Perennial, having stems, and yellow flowers. In open woods. Maine to Minnesota and Nebraska, south to Georgia and Texas. Frequent in northern Ohio. March, April.
Simple, erect, downy.
Basal leaves ovate-reniform, long-petioled, early withering; stem-leaves borne near the summit, short-petioled, ovate or reniform, crenate-dentate, and softly hairy to the touch.
Bright yellow, veined with dull purple; the lower petal conspicuously veined; the lateral petals bearded; spur short; capsule oblong.
Pollinated by bees, flies, and butterflies. Nectar-bearing.
Downy Yellow Violet. Viola pubescens
"When beechen buds begin to swell
And woods the bluebirds' warble know, The yellow violet's modest bell
Peeps from the last year's leaves below."
In northern Ohio the chances are that the Downy Yellow is the first of the Violet family to make an appearance. A few stray Blue ones are likely to come about the same time, but usually a few days later. The exact order of precedence among wild flowers can never be definitely settled, as they vary in time of flowering sometimes a week or more, weather that hastens one seeming to retard another; but ordinarily the Downy Yellow is our first Violet and appears abundantly by the middle of April; also blooms in May.

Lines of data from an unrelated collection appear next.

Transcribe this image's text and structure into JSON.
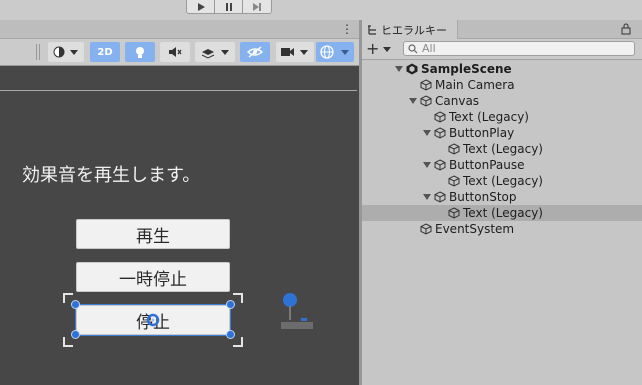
{
  "playbar": {
    "buttons": [
      "play-icon",
      "pause-icon",
      "step-icon"
    ]
  },
  "scene": {
    "toolbar": {
      "mode_2d": "2D"
    },
    "canvas_text": "効果音を再生します。",
    "buttons": [
      {
        "label": "再生"
      },
      {
        "label": "一時停止"
      },
      {
        "label": "停止"
      }
    ]
  },
  "hierarchy": {
    "tab_label": "ヒエラルキー",
    "search_placeholder": "All",
    "items": [
      {
        "label": "SampleScene",
        "depth": 0,
        "expanded": true,
        "bold": true,
        "icon": "unity-scene-icon"
      },
      {
        "label": "Main Camera",
        "depth": 1,
        "expanded": null,
        "icon": "gameobject-icon"
      },
      {
        "label": "Canvas",
        "depth": 1,
        "expanded": true,
        "icon": "gameobject-icon"
      },
      {
        "label": "Text (Legacy)",
        "depth": 2,
        "expanded": null,
        "icon": "gameobject-icon"
      },
      {
        "label": "ButtonPlay",
        "depth": 2,
        "expanded": true,
        "icon": "gameobject-icon"
      },
      {
        "label": "Text (Legacy)",
        "depth": 3,
        "expanded": null,
        "icon": "gameobject-icon"
      },
      {
        "label": "ButtonPause",
        "depth": 2,
        "expanded": true,
        "icon": "gameobject-icon"
      },
      {
        "label": "Text (Legacy)",
        "depth": 3,
        "expanded": null,
        "icon": "gameobject-icon"
      },
      {
        "label": "ButtonStop",
        "depth": 2,
        "expanded": true,
        "icon": "gameobject-icon"
      },
      {
        "label": "Text (Legacy)",
        "depth": 3,
        "expanded": null,
        "selected": true,
        "icon": "gameobject-icon"
      },
      {
        "label": "EventSystem",
        "depth": 1,
        "expanded": null,
        "icon": "gameobject-icon"
      }
    ]
  },
  "colors": {
    "scene_bg": "#474747",
    "toggle_on": "#86b1ef",
    "selection": "#2f72d6",
    "hierarchy_bg": "#c6c6c6"
  }
}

In size and shape the blossom is not unlike the Common Blue. It appears solitary on a stalk springing from the fork of two leaf-stalks. The anthers and style fairly fill the throat of the flower, and the side petals, heavily bearded, compel the visiting insect to brush against both stigma and anthers when seeking the nectar stored in the spur. At first the plant is about four inches high; later in the season it becomes considerably taller.
Smooth Yellow Violet. Viola scabruscula
The Smooth Yellow Violet, Viola scabruscula, with smooth, clustered stems and leaves varying from cordate-ovate to reniform, has yellow flowers about the same size as those of Viola pubescens. In some localities it blooms a little earlier. The petals are veined with purple. The spur is short and the sepals linear-lanceolate. It prefers moist woods to dry, and its range extends from Nova Scotia to Manitoba, south to Georgia and Texas. Common in northern Ohio.